(Data about app and page elements)
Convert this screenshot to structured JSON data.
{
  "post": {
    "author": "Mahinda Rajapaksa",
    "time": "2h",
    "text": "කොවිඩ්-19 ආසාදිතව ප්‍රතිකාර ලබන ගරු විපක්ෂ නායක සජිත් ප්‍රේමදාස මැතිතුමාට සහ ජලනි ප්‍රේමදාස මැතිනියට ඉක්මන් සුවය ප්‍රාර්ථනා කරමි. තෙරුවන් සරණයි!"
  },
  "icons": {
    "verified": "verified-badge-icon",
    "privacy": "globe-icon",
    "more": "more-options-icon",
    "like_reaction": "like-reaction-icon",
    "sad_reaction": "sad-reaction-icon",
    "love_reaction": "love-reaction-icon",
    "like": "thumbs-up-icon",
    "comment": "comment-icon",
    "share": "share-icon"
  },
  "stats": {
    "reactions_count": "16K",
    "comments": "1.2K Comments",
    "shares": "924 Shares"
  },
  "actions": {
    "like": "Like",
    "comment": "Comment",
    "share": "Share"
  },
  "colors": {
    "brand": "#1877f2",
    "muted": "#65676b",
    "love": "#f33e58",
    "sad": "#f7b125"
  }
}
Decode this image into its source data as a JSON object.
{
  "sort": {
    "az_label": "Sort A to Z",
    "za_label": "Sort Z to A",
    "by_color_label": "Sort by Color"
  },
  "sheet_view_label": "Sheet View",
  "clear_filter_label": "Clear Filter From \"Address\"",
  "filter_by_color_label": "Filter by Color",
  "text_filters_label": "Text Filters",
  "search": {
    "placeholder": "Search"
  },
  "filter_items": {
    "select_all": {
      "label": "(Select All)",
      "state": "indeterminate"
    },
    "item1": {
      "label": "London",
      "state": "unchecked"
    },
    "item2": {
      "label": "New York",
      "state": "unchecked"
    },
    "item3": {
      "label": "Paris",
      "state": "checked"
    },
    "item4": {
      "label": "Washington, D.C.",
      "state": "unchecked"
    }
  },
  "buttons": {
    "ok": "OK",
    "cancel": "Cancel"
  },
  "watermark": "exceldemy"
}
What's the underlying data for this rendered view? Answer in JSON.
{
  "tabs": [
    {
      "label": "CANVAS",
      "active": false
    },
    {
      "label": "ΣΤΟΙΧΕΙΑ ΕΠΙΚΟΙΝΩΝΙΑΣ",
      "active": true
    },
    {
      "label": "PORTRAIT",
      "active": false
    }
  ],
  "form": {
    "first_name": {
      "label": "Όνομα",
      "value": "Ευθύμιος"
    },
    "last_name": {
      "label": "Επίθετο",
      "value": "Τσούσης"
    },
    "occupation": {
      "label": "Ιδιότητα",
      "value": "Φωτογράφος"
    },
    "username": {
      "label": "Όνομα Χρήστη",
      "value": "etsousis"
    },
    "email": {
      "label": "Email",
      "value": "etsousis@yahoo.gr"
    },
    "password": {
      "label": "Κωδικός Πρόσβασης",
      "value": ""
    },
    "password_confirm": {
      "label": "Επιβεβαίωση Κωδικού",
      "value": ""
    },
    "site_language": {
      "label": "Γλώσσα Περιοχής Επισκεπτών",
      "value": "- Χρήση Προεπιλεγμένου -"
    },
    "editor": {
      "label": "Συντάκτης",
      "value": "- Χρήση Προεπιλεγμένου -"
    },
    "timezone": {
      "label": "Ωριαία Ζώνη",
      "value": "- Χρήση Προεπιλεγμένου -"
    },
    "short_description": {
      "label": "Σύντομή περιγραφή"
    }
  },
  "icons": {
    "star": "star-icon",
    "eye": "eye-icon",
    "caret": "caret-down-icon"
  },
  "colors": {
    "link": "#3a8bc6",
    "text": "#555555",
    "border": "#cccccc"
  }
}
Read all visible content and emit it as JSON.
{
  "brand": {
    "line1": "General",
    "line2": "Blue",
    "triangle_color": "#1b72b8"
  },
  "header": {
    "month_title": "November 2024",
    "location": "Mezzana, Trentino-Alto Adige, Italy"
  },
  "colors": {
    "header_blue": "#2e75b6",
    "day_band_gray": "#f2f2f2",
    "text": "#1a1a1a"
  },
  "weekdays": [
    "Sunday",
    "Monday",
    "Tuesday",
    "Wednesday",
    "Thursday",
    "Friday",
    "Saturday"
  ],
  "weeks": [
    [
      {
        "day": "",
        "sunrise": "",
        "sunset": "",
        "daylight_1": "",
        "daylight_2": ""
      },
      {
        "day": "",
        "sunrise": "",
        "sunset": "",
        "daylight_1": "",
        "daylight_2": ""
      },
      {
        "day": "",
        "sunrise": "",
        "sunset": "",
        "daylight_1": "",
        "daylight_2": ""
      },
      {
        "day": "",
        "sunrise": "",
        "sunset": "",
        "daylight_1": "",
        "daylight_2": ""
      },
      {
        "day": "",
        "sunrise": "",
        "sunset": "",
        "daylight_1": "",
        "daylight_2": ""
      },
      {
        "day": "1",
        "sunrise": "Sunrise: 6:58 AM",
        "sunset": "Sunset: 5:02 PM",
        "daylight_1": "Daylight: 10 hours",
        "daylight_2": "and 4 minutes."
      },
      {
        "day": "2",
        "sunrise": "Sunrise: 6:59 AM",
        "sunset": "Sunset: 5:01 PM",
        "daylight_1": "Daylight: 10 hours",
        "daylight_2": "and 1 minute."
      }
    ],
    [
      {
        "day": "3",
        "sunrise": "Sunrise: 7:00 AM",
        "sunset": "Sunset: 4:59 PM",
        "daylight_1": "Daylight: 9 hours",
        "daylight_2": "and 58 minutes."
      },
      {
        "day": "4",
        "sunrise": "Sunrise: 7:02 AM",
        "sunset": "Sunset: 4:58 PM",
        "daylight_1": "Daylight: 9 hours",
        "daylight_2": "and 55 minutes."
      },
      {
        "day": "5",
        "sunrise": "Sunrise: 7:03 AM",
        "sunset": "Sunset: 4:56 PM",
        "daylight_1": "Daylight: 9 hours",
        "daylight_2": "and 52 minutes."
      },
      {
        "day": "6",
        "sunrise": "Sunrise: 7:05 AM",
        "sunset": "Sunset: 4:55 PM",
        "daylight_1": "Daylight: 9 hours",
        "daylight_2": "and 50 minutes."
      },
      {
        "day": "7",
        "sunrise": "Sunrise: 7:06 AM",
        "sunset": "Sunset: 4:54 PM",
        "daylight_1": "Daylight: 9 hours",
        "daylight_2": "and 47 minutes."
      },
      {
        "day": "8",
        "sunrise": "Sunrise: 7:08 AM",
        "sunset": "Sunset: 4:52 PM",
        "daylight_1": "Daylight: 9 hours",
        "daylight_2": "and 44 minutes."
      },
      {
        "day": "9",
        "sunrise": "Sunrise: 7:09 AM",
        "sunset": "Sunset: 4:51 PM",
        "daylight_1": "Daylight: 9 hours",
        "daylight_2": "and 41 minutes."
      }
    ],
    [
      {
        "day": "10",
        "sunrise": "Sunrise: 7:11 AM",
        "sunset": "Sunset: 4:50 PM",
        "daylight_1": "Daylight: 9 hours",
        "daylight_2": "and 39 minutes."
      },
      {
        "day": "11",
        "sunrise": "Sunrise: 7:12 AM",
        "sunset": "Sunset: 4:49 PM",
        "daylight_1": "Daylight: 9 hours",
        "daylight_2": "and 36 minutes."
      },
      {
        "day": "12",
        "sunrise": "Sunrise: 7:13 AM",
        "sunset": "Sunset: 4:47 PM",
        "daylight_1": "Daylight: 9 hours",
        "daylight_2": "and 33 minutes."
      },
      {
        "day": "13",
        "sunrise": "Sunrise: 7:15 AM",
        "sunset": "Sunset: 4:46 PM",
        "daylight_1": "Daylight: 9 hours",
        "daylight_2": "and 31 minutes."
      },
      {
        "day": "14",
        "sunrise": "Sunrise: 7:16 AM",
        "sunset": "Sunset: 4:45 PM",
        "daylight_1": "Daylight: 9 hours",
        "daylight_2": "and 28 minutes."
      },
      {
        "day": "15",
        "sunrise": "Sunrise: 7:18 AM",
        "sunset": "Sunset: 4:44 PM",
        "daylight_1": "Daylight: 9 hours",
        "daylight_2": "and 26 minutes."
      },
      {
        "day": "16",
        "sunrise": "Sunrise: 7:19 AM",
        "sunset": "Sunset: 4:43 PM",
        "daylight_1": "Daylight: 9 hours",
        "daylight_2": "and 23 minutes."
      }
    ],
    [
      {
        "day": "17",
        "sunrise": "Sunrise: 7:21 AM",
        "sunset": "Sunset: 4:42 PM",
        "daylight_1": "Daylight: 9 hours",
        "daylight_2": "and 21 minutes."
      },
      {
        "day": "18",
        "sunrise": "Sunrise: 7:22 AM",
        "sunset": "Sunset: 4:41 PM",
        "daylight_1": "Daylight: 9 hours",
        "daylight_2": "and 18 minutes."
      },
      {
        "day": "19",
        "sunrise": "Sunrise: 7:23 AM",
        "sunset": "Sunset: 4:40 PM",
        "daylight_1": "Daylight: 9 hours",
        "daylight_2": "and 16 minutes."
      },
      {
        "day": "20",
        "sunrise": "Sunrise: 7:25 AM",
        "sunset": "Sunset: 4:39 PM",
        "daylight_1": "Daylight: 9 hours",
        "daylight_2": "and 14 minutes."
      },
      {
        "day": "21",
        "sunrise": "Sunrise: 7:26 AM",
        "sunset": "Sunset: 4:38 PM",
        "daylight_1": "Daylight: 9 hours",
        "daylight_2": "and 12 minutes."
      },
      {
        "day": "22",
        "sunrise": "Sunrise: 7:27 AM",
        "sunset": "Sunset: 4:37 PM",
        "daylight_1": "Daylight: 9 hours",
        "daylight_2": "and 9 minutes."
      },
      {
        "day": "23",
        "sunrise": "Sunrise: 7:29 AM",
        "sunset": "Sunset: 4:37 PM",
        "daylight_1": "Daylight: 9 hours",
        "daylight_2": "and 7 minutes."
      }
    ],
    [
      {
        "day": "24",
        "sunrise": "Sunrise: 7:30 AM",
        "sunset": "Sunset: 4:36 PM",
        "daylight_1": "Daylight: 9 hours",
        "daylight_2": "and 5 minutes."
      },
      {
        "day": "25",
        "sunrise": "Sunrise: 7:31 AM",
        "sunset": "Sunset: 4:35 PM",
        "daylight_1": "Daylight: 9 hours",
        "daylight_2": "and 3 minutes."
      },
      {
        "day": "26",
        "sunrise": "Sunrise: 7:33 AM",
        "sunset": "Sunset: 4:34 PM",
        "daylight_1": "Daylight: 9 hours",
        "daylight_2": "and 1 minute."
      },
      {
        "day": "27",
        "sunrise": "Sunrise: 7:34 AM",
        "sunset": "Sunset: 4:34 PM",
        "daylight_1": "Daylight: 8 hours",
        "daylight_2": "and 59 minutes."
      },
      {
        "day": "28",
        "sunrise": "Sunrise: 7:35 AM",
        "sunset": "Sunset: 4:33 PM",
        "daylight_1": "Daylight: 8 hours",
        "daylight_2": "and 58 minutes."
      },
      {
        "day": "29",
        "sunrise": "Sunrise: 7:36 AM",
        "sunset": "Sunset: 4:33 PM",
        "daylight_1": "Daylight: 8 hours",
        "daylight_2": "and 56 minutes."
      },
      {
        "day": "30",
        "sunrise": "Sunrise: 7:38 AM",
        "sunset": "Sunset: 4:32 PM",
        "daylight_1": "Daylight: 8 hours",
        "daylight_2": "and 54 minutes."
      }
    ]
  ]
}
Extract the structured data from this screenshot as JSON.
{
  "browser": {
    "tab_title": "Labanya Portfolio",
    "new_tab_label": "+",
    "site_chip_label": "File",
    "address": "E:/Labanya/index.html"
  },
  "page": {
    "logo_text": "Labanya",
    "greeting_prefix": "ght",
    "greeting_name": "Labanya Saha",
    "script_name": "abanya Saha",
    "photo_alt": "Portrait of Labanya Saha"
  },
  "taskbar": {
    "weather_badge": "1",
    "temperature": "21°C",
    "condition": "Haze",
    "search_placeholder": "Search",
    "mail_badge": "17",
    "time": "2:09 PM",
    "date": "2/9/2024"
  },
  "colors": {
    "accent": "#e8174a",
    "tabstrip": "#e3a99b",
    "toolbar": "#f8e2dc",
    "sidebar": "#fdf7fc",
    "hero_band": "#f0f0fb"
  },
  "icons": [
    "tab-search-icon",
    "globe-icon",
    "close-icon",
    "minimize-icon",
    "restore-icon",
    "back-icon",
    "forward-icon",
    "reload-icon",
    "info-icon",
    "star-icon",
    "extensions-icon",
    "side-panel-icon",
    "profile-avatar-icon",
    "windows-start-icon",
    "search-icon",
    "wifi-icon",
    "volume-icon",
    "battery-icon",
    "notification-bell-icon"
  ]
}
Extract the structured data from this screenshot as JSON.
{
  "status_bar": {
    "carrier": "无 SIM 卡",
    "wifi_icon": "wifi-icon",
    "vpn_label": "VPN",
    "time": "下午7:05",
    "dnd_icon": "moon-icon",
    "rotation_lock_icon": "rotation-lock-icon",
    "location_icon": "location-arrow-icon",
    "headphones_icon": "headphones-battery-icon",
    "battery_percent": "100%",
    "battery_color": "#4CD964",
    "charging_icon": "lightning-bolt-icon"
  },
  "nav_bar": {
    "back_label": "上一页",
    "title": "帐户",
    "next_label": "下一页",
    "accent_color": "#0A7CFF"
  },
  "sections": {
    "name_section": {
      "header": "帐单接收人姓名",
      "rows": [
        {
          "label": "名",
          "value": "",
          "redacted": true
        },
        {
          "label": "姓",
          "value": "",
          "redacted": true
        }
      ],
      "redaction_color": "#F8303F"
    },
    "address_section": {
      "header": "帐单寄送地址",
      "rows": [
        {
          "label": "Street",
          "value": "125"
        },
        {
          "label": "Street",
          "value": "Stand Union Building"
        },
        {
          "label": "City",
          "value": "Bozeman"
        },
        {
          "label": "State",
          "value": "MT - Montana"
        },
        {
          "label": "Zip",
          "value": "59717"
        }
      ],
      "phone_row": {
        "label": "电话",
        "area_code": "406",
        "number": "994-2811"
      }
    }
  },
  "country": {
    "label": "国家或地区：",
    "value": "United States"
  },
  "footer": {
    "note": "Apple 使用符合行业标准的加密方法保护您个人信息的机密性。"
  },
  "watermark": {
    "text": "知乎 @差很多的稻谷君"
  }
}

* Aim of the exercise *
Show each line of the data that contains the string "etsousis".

* Response box *
      "value": "etsousis"
      "value": "etsousis@yahoo.gr"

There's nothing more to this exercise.